= What is expected =
Copy out every line in the entries below that includes "producidas".
----------
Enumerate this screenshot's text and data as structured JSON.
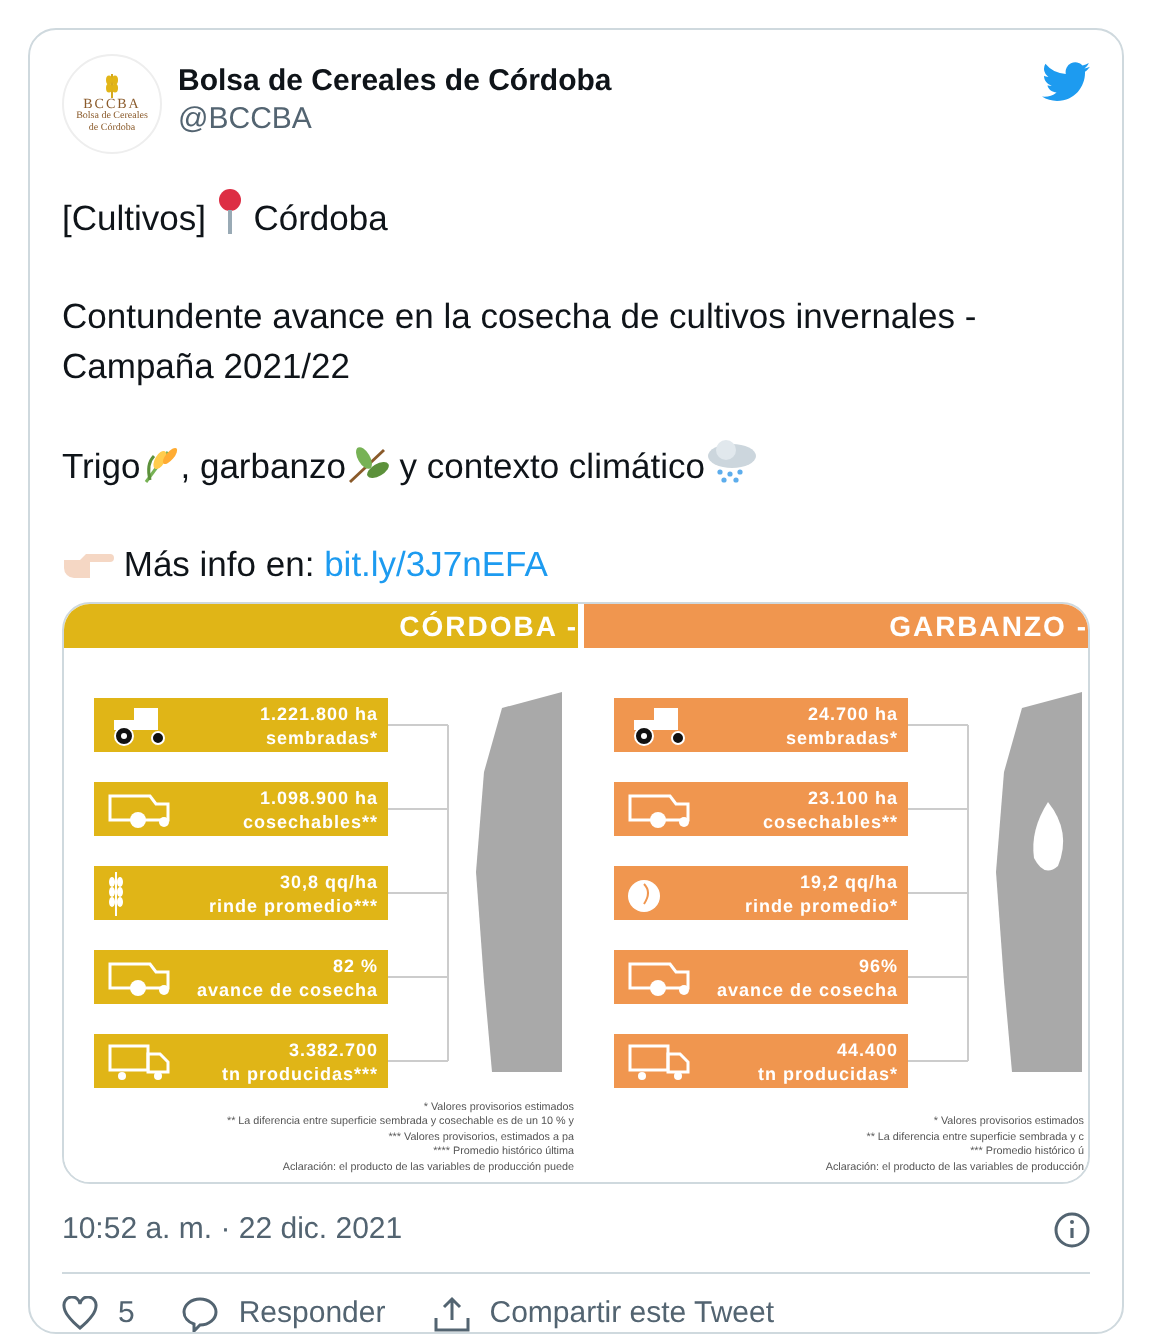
{
  "author": {
    "name": "Bolsa de Cereales de Córdoba",
    "handle": "@BCCBA",
    "avatar_text": "BCCBA",
    "avatar_subtext": "Bolsa de Cereales de Córdoba"
  },
  "text": {
    "tag": "[Cultivos]",
    "place": "Córdoba",
    "headline": "Contundente avance en la cosecha de cultivos invernales - Campaña 2021/22",
    "crop_1": "Trigo",
    "crop_2": ", garbanzo",
    "rest": " y contexto climático",
    "prompt": "Más info en:",
    "link": "bit.ly/3J7nEFA"
  },
  "infographic": {
    "panels": [
      {
        "title": "CÓRDOBA -",
        "color": "#e0b517",
        "rows": [
          {
            "kind": "sown",
            "value": "1.221.800 ha",
            "label": "sembradas*"
          },
          {
            "kind": "harvestable",
            "value": "1.098.900 ha",
            "label": "cosechables**"
          },
          {
            "kind": "yield",
            "value": "30,8 qq/ha",
            "label": "rinde promedio***"
          },
          {
            "kind": "progress",
            "value": "82 %",
            "label": "avance de cosecha"
          },
          {
            "kind": "production",
            "value": "3.382.700",
            "label": "tn producidas***"
          }
        ],
        "footnotes": [
          "* Valores provisorios estimados",
          "** La diferencia entre superficie sembrada y cosechable es de un 10 % y",
          "*** Valores provisorios, estimados a pa",
          "**** Promedio histórico última",
          "Aclaración: el producto de las variables de producción puede"
        ]
      },
      {
        "title": "GARBANZO -",
        "color": "#f0964f",
        "rows": [
          {
            "kind": "sown",
            "value": "24.700 ha",
            "label": "sembradas*"
          },
          {
            "kind": "harvestable",
            "value": "23.100 ha",
            "label": "cosechables**"
          },
          {
            "kind": "yield",
            "value": "19,2 qq/ha",
            "label": "rinde promedio*"
          },
          {
            "kind": "progress",
            "value": "96%",
            "label": "avance de cosecha"
          },
          {
            "kind": "production",
            "value": "44.400",
            "label": "tn producidas*"
          }
        ],
        "footnotes": [
          "* Valores provisorios estimados",
          "** La diferencia entre superficie sembrada y c",
          "*** Promedio histórico ú",
          "Aclaración: el producto de las variables de producción"
        ]
      }
    ]
  },
  "timestamp": "10:52 a. m. · 22 dic. 2021",
  "actions": {
    "likes": "5",
    "reply": "Responder",
    "share": "Compartir este Tweet"
  }
}
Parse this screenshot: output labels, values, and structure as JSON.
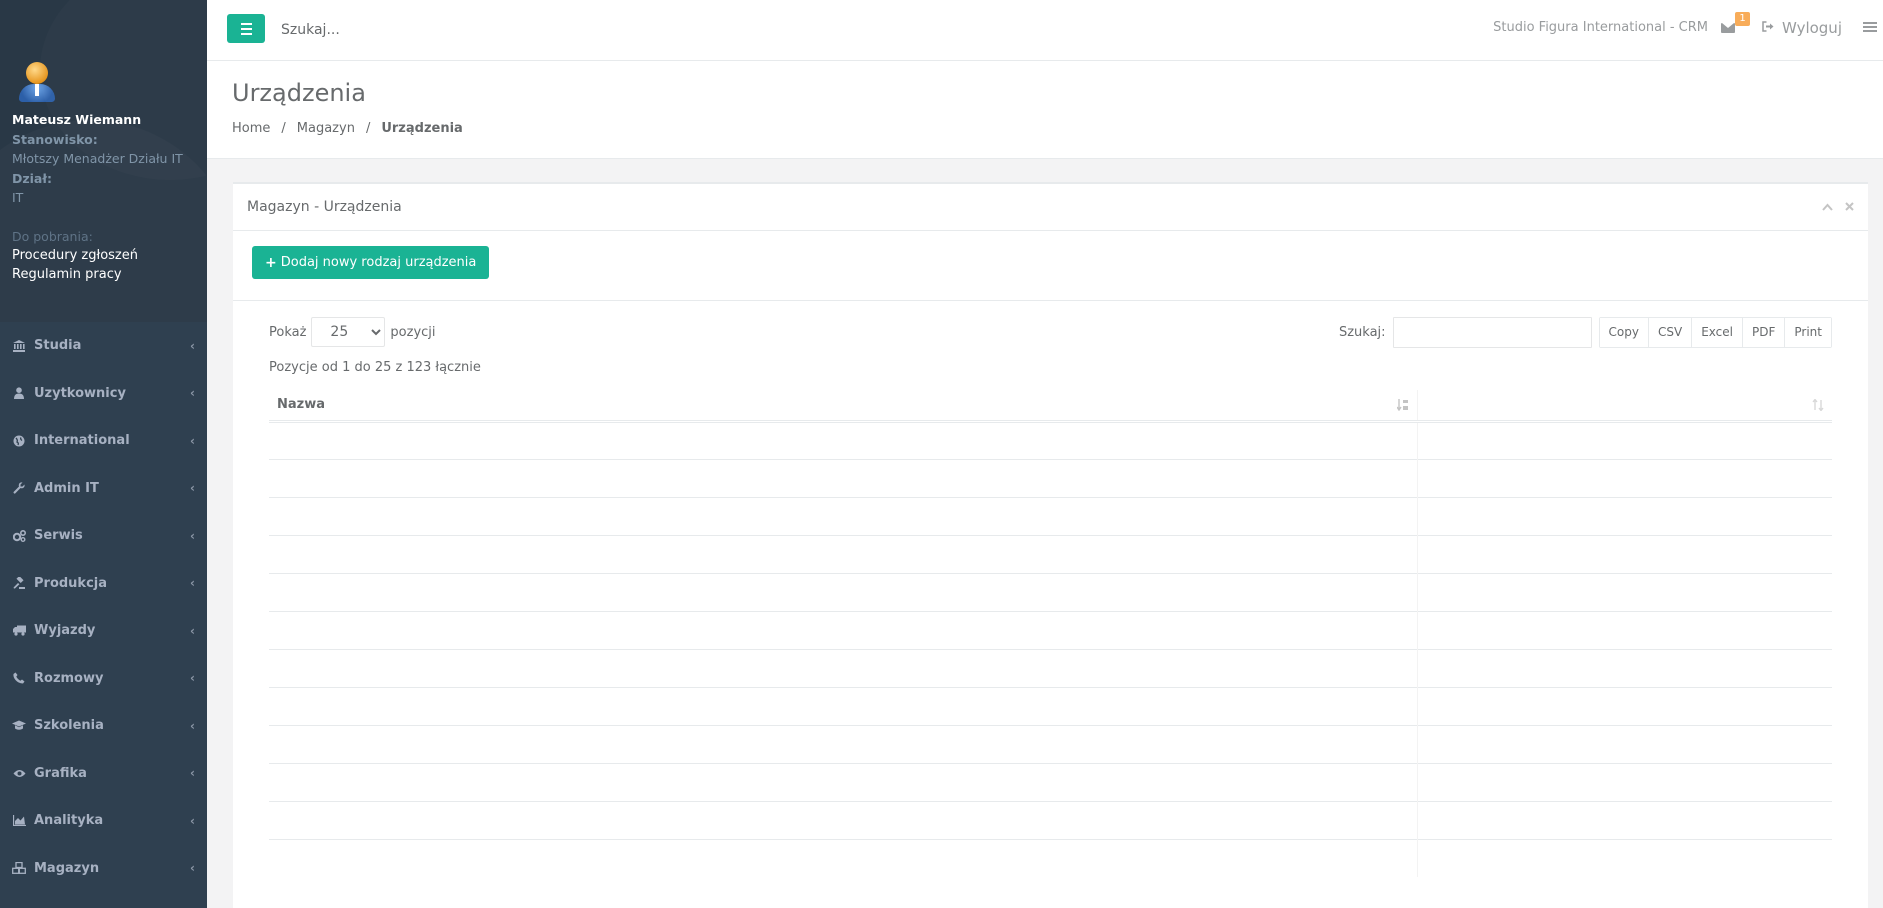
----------
= The answer =
            "label": "tn producidas***"
            "label": "tn producidas*"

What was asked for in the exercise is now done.